local deployment = k.extensions.v1beta1.deployment;

local targetPort = 80;
local podLabels = {app: "nginx"};

local nginxContainer ="nginx", "nginx:1.7.9") +

local nginxDeployment ="nginx-deployment", 2, nginxContainer, podLabels);

Save the file as helloworld.libsonnet, then run:

jsonnet -J </path/to/ksonnet-lib> helloworld.libsonnet > deployment.json

This command creates the deployment.json file that the ksonnet snippet defines.

You can now apply this deployment to your Kubernetes cluster by running the following command:

kubectl apply -f deployment.json

The ksonnet libraries

The ksonnet project organizes libraries by the level of abstraction they approach. For most users, the right entry point is:

  • ksonnet.beta.2/k.libsonnet: higher-level abstractions and methods to help create complex Kubernetes objects out of smaller objects

k.libsonnet is built on top of a utility library, k8s.libsonnet, that is generated directly from the OpenAPI definition.


Mixins are a core feature of ksonnet. Conceptually, they provide dynamic inheritance, at runtime instead of compile time, which lets you combine them freely to modify objects or create new ones.

ksonnet ships with a large library of built-in mixins, or you can write your own custom mixins. The tutorial shows you how to create a custom mixin that you can then easily add as a Sidecar container to your Kubernetes cluster.


Thanks for taking the time to join our community and start contributing!

Before you start

  • Please familiarize yourself with the Code of Conduct before contributing.
  • See for instructions on the developer certificate of origin that we require.

Pull requests

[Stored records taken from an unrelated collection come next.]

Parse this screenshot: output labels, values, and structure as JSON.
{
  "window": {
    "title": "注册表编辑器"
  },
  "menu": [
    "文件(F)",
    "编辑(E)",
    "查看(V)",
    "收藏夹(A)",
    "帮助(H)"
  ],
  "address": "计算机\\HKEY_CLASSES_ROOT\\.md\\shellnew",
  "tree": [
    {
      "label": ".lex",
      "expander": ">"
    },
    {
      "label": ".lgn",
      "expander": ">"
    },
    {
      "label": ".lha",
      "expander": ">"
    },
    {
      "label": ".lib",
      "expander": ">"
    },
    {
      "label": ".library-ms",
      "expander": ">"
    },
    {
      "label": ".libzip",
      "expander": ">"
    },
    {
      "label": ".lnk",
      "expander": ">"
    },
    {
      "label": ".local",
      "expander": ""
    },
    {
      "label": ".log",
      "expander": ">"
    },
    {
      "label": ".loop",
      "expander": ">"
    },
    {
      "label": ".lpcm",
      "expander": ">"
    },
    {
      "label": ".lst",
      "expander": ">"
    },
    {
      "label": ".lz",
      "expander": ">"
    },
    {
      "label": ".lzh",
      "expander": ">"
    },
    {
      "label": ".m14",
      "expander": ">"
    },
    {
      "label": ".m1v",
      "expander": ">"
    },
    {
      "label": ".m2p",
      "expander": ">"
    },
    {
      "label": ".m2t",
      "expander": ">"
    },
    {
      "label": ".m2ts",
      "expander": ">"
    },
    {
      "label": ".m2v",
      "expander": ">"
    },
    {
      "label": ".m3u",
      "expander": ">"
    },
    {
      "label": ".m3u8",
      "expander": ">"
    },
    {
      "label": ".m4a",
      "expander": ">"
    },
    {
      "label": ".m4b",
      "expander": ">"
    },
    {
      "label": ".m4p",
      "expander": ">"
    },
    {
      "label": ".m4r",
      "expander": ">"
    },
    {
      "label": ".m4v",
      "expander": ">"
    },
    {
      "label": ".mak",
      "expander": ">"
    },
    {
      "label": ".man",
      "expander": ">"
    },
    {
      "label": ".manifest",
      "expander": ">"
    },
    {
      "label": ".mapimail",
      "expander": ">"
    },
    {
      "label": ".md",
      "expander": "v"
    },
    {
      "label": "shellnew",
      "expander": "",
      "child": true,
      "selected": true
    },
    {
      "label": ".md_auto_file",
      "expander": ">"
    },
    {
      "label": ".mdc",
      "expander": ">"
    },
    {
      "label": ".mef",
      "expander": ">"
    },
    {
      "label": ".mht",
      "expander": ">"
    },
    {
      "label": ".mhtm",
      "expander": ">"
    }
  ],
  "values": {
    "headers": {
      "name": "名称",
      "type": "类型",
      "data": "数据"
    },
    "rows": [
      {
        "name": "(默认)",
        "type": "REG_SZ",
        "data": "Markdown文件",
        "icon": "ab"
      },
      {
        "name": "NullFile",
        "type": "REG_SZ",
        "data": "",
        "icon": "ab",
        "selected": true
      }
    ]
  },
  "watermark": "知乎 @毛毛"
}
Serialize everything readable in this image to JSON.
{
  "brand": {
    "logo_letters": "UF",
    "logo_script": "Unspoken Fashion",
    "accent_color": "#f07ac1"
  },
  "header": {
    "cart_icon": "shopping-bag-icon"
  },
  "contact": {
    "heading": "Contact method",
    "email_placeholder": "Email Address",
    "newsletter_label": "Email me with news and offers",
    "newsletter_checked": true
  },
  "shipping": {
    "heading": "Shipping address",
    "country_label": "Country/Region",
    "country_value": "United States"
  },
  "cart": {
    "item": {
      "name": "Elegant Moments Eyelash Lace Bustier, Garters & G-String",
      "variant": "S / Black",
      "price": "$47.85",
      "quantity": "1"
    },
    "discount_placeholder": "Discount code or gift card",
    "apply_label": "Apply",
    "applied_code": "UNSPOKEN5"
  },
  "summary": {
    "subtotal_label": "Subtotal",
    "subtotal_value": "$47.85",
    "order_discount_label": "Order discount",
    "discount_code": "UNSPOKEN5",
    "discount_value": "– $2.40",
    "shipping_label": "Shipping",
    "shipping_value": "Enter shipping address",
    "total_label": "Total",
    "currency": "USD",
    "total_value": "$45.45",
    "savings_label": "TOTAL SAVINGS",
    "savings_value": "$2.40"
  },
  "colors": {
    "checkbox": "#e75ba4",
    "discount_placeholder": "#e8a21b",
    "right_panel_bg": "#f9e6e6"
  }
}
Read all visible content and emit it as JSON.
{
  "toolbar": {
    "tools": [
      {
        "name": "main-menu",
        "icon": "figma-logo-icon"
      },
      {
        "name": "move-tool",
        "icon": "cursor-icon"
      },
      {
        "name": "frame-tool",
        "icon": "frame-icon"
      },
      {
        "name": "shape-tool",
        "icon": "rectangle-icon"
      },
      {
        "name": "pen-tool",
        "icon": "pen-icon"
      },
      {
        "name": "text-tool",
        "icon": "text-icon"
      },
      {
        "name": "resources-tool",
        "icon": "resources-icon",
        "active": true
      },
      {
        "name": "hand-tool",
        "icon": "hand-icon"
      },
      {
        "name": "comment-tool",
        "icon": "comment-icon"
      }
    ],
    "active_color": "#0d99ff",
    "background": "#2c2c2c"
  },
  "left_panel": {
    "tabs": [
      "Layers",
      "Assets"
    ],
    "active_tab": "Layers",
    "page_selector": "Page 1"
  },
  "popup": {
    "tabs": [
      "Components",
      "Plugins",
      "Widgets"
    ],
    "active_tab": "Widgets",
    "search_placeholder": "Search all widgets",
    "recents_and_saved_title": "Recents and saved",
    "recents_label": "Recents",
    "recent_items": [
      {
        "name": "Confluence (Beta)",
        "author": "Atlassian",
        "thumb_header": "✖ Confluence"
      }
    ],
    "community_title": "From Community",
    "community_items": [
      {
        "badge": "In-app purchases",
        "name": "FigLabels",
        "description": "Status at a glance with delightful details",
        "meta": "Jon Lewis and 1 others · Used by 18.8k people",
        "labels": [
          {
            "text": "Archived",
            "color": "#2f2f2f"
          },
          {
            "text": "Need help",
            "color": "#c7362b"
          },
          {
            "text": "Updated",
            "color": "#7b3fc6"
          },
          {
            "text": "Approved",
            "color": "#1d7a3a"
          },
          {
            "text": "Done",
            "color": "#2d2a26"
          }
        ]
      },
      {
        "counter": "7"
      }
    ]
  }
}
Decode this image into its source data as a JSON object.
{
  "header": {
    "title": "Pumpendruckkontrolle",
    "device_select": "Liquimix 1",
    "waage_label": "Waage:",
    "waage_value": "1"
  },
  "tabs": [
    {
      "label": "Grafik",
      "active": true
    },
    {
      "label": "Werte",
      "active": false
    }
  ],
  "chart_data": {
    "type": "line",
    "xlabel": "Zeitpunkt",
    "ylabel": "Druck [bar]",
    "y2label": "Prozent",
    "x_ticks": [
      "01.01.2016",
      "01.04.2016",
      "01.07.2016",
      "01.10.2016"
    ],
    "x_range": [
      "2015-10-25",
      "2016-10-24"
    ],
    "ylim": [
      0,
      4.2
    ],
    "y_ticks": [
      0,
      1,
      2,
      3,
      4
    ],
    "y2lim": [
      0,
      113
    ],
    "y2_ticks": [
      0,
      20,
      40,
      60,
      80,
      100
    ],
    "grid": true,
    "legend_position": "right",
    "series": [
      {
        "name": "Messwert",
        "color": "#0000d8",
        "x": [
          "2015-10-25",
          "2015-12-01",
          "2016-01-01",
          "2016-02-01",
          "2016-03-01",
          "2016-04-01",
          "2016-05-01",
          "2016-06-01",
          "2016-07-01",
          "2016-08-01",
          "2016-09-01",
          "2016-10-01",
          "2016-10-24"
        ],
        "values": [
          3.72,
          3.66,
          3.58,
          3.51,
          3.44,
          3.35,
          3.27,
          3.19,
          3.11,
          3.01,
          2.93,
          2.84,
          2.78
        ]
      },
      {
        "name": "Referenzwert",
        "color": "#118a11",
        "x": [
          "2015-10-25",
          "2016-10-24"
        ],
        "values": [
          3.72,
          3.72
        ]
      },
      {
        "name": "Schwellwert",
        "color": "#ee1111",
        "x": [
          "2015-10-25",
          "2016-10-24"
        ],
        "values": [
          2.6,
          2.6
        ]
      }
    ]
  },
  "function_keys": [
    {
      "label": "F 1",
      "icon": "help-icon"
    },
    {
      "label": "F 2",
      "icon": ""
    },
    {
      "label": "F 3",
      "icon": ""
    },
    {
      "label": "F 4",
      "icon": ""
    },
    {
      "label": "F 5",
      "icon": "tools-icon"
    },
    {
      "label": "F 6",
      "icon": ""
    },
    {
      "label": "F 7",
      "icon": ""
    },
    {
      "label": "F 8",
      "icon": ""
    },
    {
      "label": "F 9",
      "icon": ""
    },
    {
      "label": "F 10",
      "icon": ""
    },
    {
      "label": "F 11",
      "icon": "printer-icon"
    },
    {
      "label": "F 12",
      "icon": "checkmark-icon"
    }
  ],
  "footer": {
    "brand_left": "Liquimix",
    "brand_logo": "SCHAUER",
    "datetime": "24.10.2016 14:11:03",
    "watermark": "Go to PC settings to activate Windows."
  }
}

  • We welcome pull requests. Feel free to dig through the issues and jump in.

Contact us

Have any questions or long-form feedback? You can always find us here: